§ What to do: Each entry is to be given again precisely, and no picture may be carried over.

§ Data provided:
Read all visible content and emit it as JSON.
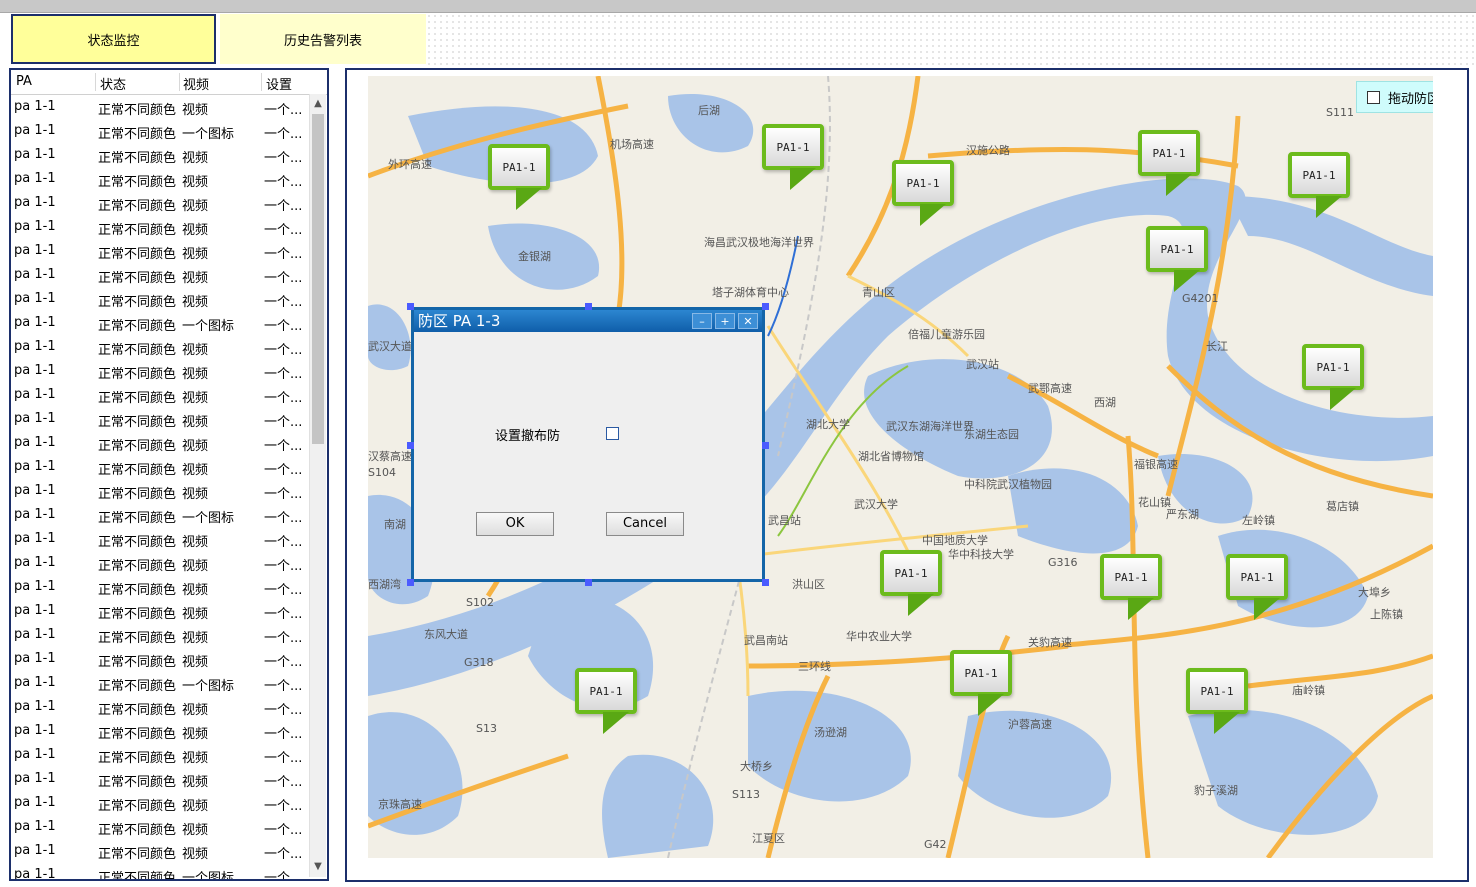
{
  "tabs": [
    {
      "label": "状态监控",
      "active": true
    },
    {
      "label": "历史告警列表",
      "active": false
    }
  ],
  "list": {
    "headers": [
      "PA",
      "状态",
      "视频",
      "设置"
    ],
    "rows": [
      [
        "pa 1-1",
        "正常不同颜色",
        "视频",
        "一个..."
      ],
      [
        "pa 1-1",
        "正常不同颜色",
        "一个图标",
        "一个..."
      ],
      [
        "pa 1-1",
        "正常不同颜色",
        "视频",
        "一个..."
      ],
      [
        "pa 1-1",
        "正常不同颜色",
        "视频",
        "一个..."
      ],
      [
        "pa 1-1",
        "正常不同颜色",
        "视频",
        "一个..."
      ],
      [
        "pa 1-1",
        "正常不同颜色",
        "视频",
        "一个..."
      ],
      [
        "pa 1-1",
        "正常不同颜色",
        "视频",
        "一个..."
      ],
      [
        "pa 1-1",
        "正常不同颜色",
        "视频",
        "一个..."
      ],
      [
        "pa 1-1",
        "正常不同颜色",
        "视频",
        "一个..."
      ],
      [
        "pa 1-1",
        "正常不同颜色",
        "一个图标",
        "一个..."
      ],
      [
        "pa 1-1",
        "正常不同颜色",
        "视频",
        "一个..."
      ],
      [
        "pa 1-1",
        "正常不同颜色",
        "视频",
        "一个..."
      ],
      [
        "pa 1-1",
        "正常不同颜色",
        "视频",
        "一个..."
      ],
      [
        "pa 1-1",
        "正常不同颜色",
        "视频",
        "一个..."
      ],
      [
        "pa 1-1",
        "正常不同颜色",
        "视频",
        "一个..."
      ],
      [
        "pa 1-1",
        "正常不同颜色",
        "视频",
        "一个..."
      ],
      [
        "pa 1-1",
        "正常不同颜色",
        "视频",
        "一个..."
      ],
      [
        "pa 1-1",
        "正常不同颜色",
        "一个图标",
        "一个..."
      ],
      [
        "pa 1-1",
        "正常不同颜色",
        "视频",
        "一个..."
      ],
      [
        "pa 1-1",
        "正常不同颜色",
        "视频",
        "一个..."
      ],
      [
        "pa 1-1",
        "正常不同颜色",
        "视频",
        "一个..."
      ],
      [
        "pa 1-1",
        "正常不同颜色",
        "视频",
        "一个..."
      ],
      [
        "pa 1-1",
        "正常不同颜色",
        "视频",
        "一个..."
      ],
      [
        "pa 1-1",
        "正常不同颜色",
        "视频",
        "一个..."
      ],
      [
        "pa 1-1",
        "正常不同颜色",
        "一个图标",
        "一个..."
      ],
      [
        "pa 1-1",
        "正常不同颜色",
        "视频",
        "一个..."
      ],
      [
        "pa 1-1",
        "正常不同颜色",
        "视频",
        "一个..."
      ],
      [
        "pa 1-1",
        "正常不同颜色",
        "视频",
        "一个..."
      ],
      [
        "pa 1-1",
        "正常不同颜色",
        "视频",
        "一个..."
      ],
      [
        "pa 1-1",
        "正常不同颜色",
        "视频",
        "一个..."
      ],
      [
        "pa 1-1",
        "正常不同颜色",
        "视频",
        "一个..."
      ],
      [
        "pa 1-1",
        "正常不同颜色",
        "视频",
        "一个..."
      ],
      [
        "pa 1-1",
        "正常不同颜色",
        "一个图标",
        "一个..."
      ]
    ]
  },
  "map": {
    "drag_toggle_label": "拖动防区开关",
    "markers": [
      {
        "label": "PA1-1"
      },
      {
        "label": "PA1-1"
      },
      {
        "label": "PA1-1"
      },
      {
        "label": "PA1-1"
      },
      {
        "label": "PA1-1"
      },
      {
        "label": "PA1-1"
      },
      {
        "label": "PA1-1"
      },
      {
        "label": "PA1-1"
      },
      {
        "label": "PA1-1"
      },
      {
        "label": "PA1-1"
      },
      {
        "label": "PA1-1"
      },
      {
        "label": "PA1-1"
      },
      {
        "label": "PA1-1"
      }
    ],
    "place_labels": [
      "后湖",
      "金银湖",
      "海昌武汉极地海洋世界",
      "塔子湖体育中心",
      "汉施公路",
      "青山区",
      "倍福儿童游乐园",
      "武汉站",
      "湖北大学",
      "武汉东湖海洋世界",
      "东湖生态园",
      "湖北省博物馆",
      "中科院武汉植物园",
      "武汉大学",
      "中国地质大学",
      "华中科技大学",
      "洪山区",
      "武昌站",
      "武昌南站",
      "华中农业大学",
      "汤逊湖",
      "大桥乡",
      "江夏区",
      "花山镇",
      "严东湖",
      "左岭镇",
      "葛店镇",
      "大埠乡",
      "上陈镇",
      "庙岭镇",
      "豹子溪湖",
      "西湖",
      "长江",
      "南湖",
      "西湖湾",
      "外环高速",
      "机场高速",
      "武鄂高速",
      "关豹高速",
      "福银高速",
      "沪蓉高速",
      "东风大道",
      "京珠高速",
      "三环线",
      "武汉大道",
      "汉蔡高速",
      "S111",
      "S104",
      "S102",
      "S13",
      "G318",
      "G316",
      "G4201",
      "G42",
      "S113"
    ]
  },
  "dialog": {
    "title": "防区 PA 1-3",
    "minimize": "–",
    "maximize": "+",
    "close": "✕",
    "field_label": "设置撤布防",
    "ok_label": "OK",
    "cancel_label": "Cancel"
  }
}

§ Response:
Read all visible content and emit it as JSON.
{
  "tabs": [
    {
      "label": "状态监控",
      "active": true
    },
    {
      "label": "历史告警列表",
      "active": false
    }
  ],
  "list": {
    "headers": [
      "PA",
      "状态",
      "视频",
      "设置"
    ],
    "rows": [
      [
        "pa 1-1",
        "正常不同颜色",
        "视频",
        "一个..."
      ],
      [
        "pa 1-1",
        "正常不同颜色",
        "一个图标",
        "一个..."
      ],
      [
        "pa 1-1",
        "正常不同颜色",
        "视频",
        "一个..."
      ],
      [
        "pa 1-1",
        "正常不同颜色",
        "视频",
        "一个..."
      ],
      [
        "pa 1-1",
        "正常不同颜色",
        "视频",
        "一个..."
      ],
      [
        "pa 1-1",
        "正常不同颜色",
        "视频",
        "一个..."
      ],
      [
        "pa 1-1",
        "正常不同颜色",
        "视频",
        "一个..."
      ],
      [
        "pa 1-1",
        "正常不同颜色",
        "视频",
        "一个..."
      ],
      [
        "pa 1-1",
        "正常不同颜色",
        "视频",
        "一个..."
      ],
      [
        "pa 1-1",
        "正常不同颜色",
        "一个图标",
        "一个..."
      ],
      [
        "pa 1-1",
        "正常不同颜色",
        "视频",
        "一个..."
      ],
      [
        "pa 1-1",
        "正常不同颜色",
        "视频",
        "一个..."
      ],
      [
        "pa 1-1",
        "正常不同颜色",
        "视频",
        "一个..."
      ],
      [
        "pa 1-1",
        "正常不同颜色",
        "视频",
        "一个..."
      ],
      [
        "pa 1-1",
        "正常不同颜色",
        "视频",
        "一个..."
      ],
      [
        "pa 1-1",
        "正常不同颜色",
        "视频",
        "一个..."
      ],
      [
        "pa 1-1",
        "正常不同颜色",
        "视频",
        "一个..."
      ],
      [
        "pa 1-1",
        "正常不同颜色",
        "一个图标",
        "一个..."
      ],
      [
        "pa 1-1",
        "正常不同颜色",
        "视频",
        "一个..."
      ],
      [
        "pa 1-1",
        "正常不同颜色",
        "视频",
        "一个..."
      ],
      [
        "pa 1-1",
        "正常不同颜色",
        "视频",
        "一个..."
      ],
      [
        "pa 1-1",
        "正常不同颜色",
        "视频",
        "一个..."
      ],
      [
        "pa 1-1",
        "正常不同颜色",
        "视频",
        "一个..."
      ],
      [
        "pa 1-1",
        "正常不同颜色",
        "视频",
        "一个..."
      ],
      [
        "pa 1-1",
        "正常不同颜色",
        "一个图标",
        "一个..."
      ],
      [
        "pa 1-1",
        "正常不同颜色",
        "视频",
        "一个..."
      ],
      [
        "pa 1-1",
        "正常不同颜色",
        "视频",
        "一个..."
      ],
      [
        "pa 1-1",
        "正常不同颜色",
        "视频",
        "一个..."
      ],
      [
        "pa 1-1",
        "正常不同颜色",
        "视频",
        "一个..."
      ],
      [
        "pa 1-1",
        "正常不同颜色",
        "视频",
        "一个..."
      ],
      [
        "pa 1-1",
        "正常不同颜色",
        "视频",
        "一个..."
      ],
      [
        "pa 1-1",
        "正常不同颜色",
        "视频",
        "一个..."
      ],
      [
        "pa 1-1",
        "正常不同颜色",
        "一个图标",
        "一个..."
      ]
    ]
  },
  "map": {
    "drag_toggle_label": "拖动防区开关",
    "markers": [
      {
        "label": "PA1-1"
      },
      {
        "label": "PA1-1"
      },
      {
        "label": "PA1-1"
      },
      {
        "label": "PA1-1"
      },
      {
        "label": "PA1-1"
      },
      {
        "label": "PA1-1"
      },
      {
        "label": "PA1-1"
      },
      {
        "label": "PA1-1"
      },
      {
        "label": "PA1-1"
      },
      {
        "label": "PA1-1"
      },
      {
        "label": "PA1-1"
      },
      {
        "label": "PA1-1"
      },
      {
        "label": "PA1-1"
      }
    ],
    "place_labels": [
      "后湖",
      "金银湖",
      "海昌武汉极地海洋世界",
      "塔子湖体育中心",
      "汉施公路",
      "青山区",
      "倍福儿童游乐园",
      "武汉站",
      "湖北大学",
      "武汉东湖海洋世界",
      "东湖生态园",
      "湖北省博物馆",
      "中科院武汉植物园",
      "武汉大学",
      "中国地质大学",
      "华中科技大学",
      "洪山区",
      "武昌站",
      "武昌南站",
      "华中农业大学",
      "汤逊湖",
      "大桥乡",
      "江夏区",
      "花山镇",
      "严东湖",
      "左岭镇",
      "葛店镇",
      "大埠乡",
      "上陈镇",
      "庙岭镇",
      "豹子溪湖",
      "西湖",
      "长江",
      "南湖",
      "西湖湾",
      "外环高速",
      "机场高速",
      "武鄂高速",
      "关豹高速",
      "福银高速",
      "沪蓉高速",
      "东风大道",
      "京珠高速",
      "三环线",
      "武汉大道",
      "汉蔡高速",
      "S111",
      "S104",
      "S102",
      "S13",
      "G318",
      "G316",
      "G4201",
      "G42",
      "S113"
    ]
  },
  "dialog": {
    "title": "防区 PA 1-3",
    "minimize": "–",
    "maximize": "+",
    "close": "✕",
    "field_label": "设置撤布防",
    "ok_label": "OK",
    "cancel_label": "Cancel"
  }
}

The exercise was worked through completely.